Listed entries:
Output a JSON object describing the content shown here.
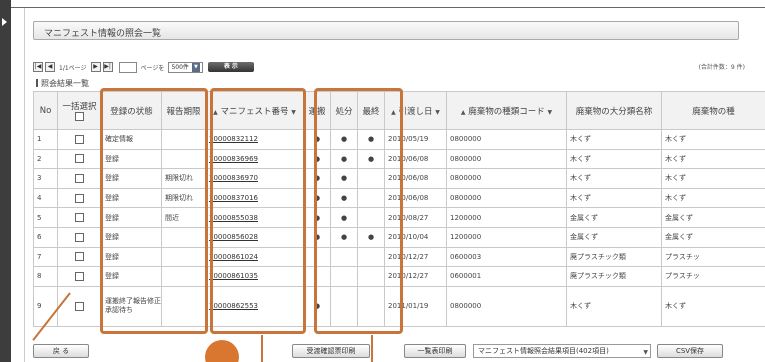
{
  "page": {
    "title": "マニフェスト情報の照会一覧",
    "section_heading": "照会結果一覧",
    "total_count": "(合計件数：9 件)"
  },
  "pager": {
    "first_icon": "first-page-icon",
    "prev_icon": "prev-page-icon",
    "page_status": "1/1ページ",
    "next_icon": "next-page-icon",
    "last_icon": "last-page-icon",
    "page_input_value": "",
    "page_suffix": "ページを",
    "per_page": "500件",
    "show_label": "表 示"
  },
  "table": {
    "headers": {
      "no": "No",
      "bulk_select": "一括選択",
      "reg_status": "登録の状態",
      "report_deadline": "報告期限",
      "manifest_no": "マニフェスト番号",
      "transport": "運搬",
      "disposal": "処分",
      "final": "最終",
      "handover_date": "引渡し日",
      "waste_code": "廃棄物の種類コード",
      "waste_major": "廃棄物の大分類名称",
      "waste_minor": "廃棄物の種"
    },
    "sort_glyphs": {
      "manifest": "▲",
      "manifest_end": "▼",
      "handover": "▲",
      "handover_end": "▼",
      "waste_code": "▲",
      "waste_code_end": "▼"
    },
    "rows": [
      {
        "no": "1",
        "status": "確定情報",
        "deadline": "",
        "manifest": "70000832112",
        "transport": "●",
        "disposal": "●",
        "final": "●",
        "date": "2010/05/19",
        "code": "0800000",
        "major": "木くず",
        "minor": "木くず"
      },
      {
        "no": "2",
        "status": "登録",
        "deadline": "",
        "manifest": "70000836969",
        "transport": "●",
        "disposal": "●",
        "final": "●",
        "date": "2010/06/08",
        "code": "0800000",
        "major": "木くず",
        "minor": "木くず"
      },
      {
        "no": "3",
        "status": "登録",
        "deadline": "期限切れ",
        "manifest": "70000836970",
        "transport": "●",
        "disposal": "●",
        "final": "",
        "date": "2010/06/08",
        "code": "0800000",
        "major": "木くず",
        "minor": "木くず"
      },
      {
        "no": "4",
        "status": "登録",
        "deadline": "期限切れ",
        "manifest": "70000837016",
        "transport": "●",
        "disposal": "●",
        "final": "",
        "date": "2010/06/08",
        "code": "0800000",
        "major": "木くず",
        "minor": "木くず"
      },
      {
        "no": "5",
        "status": "登録",
        "deadline": "間近",
        "manifest": "70000855038",
        "transport": "●",
        "disposal": "●",
        "final": "",
        "date": "2010/08/27",
        "code": "1200000",
        "major": "金属くず",
        "minor": "金属くず"
      },
      {
        "no": "6",
        "status": "登録",
        "deadline": "",
        "manifest": "70000856028",
        "transport": "●",
        "disposal": "●",
        "final": "●",
        "date": "2010/10/04",
        "code": "1200000",
        "major": "金属くず",
        "minor": "金属くず"
      },
      {
        "no": "7",
        "status": "登録",
        "deadline": "",
        "manifest": "70000861024",
        "transport": "",
        "disposal": "",
        "final": "",
        "date": "2010/12/27",
        "code": "0600003",
        "major": "廃プラスチック類",
        "minor": "プラスチッ"
      },
      {
        "no": "8",
        "status": "登録",
        "deadline": "",
        "manifest": "70000861035",
        "transport": "",
        "disposal": "",
        "final": "",
        "date": "2010/12/27",
        "code": "0600001",
        "major": "廃プラスチック類",
        "minor": "プラスチッ"
      },
      {
        "no": "9",
        "status": "運搬終了報告修正承認待ち",
        "deadline": "",
        "manifest": "70000862553",
        "transport": "●",
        "disposal": "",
        "final": "",
        "date": "2011/01/19",
        "code": "0800000",
        "major": "木くず",
        "minor": "木くず"
      }
    ]
  },
  "bottom": {
    "back_label": "戻 る",
    "receipt_print_label": "受渡確認票印刷",
    "list_print_label": "一覧表印刷",
    "items_select": "マニフェスト情報照会結果項目(402項目)",
    "csv_label": "CSV保存"
  },
  "colors": {
    "highlight": "#c8743a",
    "accent_circle": "#d9762f"
  }
}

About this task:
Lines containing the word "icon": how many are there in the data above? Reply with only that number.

Answer to this task:
4